- Postnikova, E., et al., Testing therapeutics in cell-based assays: Factors that influence the apparent potency of drugs. PLoS One, 2018. 13(3): p. e0194880.
- Ouimet, C.M., I. D’Amico C, and R.T. Kennedy, Advances in capillary electrophoresis and the implications for drug discovery. Expert Opin Drug Discov, 2017. 12(2): p. 213-224.
- Ophinni, Y., et al., CRISPR/Cas9 system targeting regulatory genes of HIV-1 inhibits viral replication in infected T-cell cultures. Sci Rep, 2018. 8(1): p. 7784.
- Yin, C., et al., Functional screening of guide RNAs targeting the regulatory and structural HIV-1 viral genome for a cure of AIDS. AIDS, 2016. 30(8): p. 1163-74.
- Woolhouse, M.E., Population biology of emerging and re-emerging pathogens. Trends Microbiol, 2002. 10(10 Suppl): p. S3-7.
- Bukasov, R., D. Dossym, and O. Filchakova, Detection of RNA viruses from influenza and HIV to Ebola and SARS-CoV-2: a review. Anal Methods, 2021. 13(1): p. 34-55.
- Dangerfield, T.L., N.Z. Huang, and K.A. Johnson, Remdesivir Is Effective in Combating COVID-19 because It Is a Better Substrate than ATP for the Viral RNA-Dependent RNA Polymerase. iScience, 2020. 23(12): p. 101849.

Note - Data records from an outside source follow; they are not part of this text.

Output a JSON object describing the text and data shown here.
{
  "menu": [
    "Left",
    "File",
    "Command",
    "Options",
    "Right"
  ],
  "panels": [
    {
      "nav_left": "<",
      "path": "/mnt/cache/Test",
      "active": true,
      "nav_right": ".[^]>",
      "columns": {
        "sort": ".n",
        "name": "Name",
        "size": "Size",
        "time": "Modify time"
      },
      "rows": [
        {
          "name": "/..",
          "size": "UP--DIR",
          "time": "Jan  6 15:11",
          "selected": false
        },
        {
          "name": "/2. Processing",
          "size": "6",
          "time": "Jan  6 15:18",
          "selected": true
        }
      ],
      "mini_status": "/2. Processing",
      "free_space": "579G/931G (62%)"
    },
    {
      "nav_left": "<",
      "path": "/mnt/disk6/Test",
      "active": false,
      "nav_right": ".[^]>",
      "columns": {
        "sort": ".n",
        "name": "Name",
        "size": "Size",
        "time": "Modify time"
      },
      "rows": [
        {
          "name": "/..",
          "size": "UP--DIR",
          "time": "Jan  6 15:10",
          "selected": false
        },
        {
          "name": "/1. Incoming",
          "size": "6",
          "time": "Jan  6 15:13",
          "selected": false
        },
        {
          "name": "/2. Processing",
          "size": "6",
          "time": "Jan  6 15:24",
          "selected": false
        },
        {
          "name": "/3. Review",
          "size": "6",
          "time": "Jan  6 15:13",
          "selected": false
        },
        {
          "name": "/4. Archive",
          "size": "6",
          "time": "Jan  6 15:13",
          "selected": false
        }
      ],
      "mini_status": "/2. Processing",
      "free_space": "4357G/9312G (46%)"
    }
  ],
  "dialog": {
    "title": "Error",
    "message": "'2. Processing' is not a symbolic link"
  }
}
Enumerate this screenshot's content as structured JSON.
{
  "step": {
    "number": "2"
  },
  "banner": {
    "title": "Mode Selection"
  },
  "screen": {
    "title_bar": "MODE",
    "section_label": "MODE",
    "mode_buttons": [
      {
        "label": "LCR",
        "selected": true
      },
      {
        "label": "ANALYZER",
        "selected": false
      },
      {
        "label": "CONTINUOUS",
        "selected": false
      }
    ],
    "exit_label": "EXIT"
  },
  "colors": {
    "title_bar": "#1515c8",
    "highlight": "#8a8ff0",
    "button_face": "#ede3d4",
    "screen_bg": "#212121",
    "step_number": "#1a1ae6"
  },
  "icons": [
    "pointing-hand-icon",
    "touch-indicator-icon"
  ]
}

- Gordon, C.J., et al., The antiviral compound remdesivir potently inhibits RNA-dependent RNA polymerase from Middle East respiratory syndrome coronavirus. J Biol Chem, 2020. 295(15): p. 4773-4779.
- Bravo, J.P.K., et al., Remdesivir is a delayed translocation inhibitor of SARS-CoV-2 replication. Mol Cell, 2021. 81(7): p. 1548-1552 e4.